Here the job is to print all of the entries below verbatim and leave out any picture.

++++ Material shown

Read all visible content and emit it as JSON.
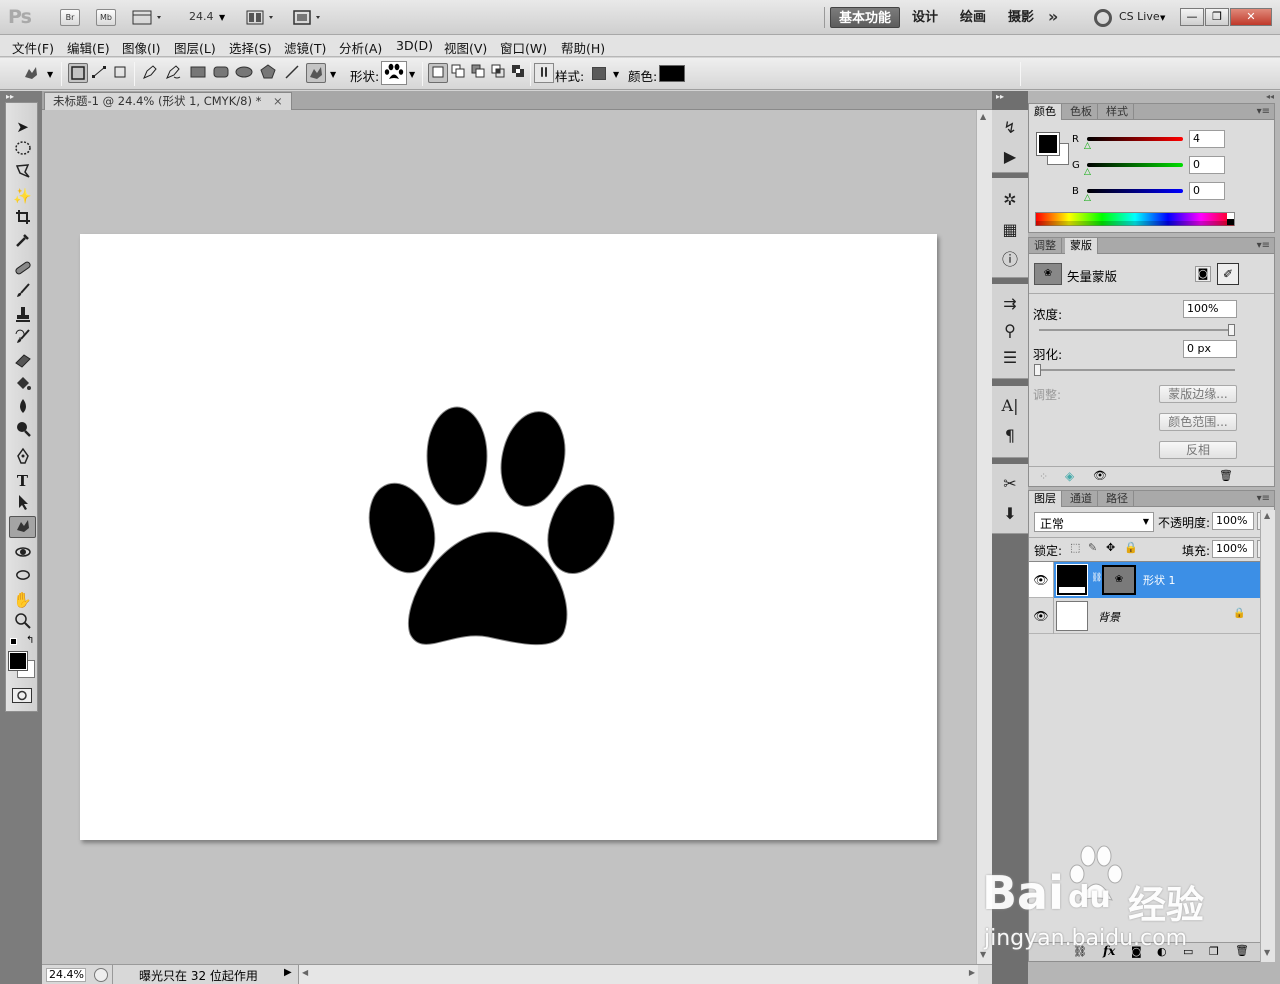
{
  "app": {
    "logo": "Ps",
    "bridge": "Br",
    "minibridge": "Mb",
    "zoom": "24.4"
  },
  "workspaces": [
    {
      "label": "基本功能",
      "active": true
    },
    {
      "label": "设计",
      "active": false
    },
    {
      "label": "绘画",
      "active": false
    },
    {
      "label": "摄影",
      "active": false
    }
  ],
  "workspace_more": "»",
  "cslive": "CS Live",
  "menu": [
    "文件(F)",
    "编辑(E)",
    "图像(I)",
    "图层(L)",
    "选择(S)",
    "滤镜(T)",
    "分析(A)",
    "3D(D)",
    "视图(V)",
    "窗口(W)",
    "帮助(H)"
  ],
  "options": {
    "shape_label": "形状:",
    "style_label": "样式:",
    "color_label": "颜色:"
  },
  "document": {
    "tab_title": "未标题-1 @ 24.4% (形状 1, CMYK/8) *",
    "close": "×"
  },
  "status": {
    "zoom": "24.4%",
    "info": "曝光只在 32 位起作用"
  },
  "color_panel": {
    "tabs": [
      "颜色",
      "色板",
      "样式"
    ],
    "channels": [
      {
        "label": "R",
        "value": "4",
        "color": "#d00000"
      },
      {
        "label": "G",
        "value": "0",
        "color": "#00b000"
      },
      {
        "label": "B",
        "value": "0",
        "color": "#0000d0"
      }
    ]
  },
  "mask_panel": {
    "tabs": [
      "调整",
      "蒙版"
    ],
    "title": "矢量蒙版",
    "density_label": "浓度:",
    "density_value": "100%",
    "feather_label": "羽化:",
    "feather_value": "0 px",
    "refine_label": "调整:",
    "buttons": [
      "蒙版边缘...",
      "颜色范围...",
      "反相"
    ]
  },
  "layers_panel": {
    "tabs": [
      "图层",
      "通道",
      "路径"
    ],
    "blend_mode": "正常",
    "opacity_label": "不透明度:",
    "opacity_value": "100%",
    "lock_label": "锁定:",
    "fill_label": "填充:",
    "fill_value": "100%",
    "layers": [
      {
        "name": "形状 1",
        "selected": true
      },
      {
        "name": "背景",
        "selected": false
      }
    ]
  },
  "watermark": {
    "brand_left": "Bai",
    "brand_right": "du",
    "brand_cn": "经验",
    "url": "jingyan.baidu.com"
  }
}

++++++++

- [Answer to this task]:
Read all visible content and emit it as JSON.
{
  "app": {
    "logo": "Ps",
    "bridge": "Br",
    "minibridge": "Mb",
    "zoom": "24.4"
  },
  "workspaces": [
    {
      "label": "基本功能",
      "active": true
    },
    {
      "label": "设计",
      "active": false
    },
    {
      "label": "绘画",
      "active": false
    },
    {
      "label": "摄影",
      "active": false
    }
  ],
  "workspace_more": "»",
  "cslive": "CS Live",
  "menu": [
    "文件(F)",
    "编辑(E)",
    "图像(I)",
    "图层(L)",
    "选择(S)",
    "滤镜(T)",
    "分析(A)",
    "3D(D)",
    "视图(V)",
    "窗口(W)",
    "帮助(H)"
  ],
  "options": {
    "shape_label": "形状:",
    "style_label": "样式:",
    "color_label": "颜色:"
  },
  "document": {
    "tab_title": "未标题-1 @ 24.4% (形状 1, CMYK/8) *",
    "close": "×"
  },
  "status": {
    "zoom": "24.4%",
    "info": "曝光只在 32 位起作用"
  },
  "color_panel": {
    "tabs": [
      "颜色",
      "色板",
      "样式"
    ],
    "channels": [
      {
        "label": "R",
        "value": "4",
        "color": "#d00000"
      },
      {
        "label": "G",
        "value": "0",
        "color": "#00b000"
      },
      {
        "label": "B",
        "value": "0",
        "color": "#0000d0"
      }
    ]
  },
  "mask_panel": {
    "tabs": [
      "调整",
      "蒙版"
    ],
    "title": "矢量蒙版",
    "density_label": "浓度:",
    "density_value": "100%",
    "feather_label": "羽化:",
    "feather_value": "0 px",
    "refine_label": "调整:",
    "buttons": [
      "蒙版边缘...",
      "颜色范围...",
      "反相"
    ]
  },
  "layers_panel": {
    "tabs": [
      "图层",
      "通道",
      "路径"
    ],
    "blend_mode": "正常",
    "opacity_label": "不透明度:",
    "opacity_value": "100%",
    "lock_label": "锁定:",
    "fill_label": "填充:",
    "fill_value": "100%",
    "layers": [
      {
        "name": "形状 1",
        "selected": true
      },
      {
        "name": "背景",
        "selected": false
      }
    ]
  },
  "watermark": {
    "brand_left": "Bai",
    "brand_right": "du",
    "brand_cn": "经验",
    "url": "jingyan.baidu.com"
  }
}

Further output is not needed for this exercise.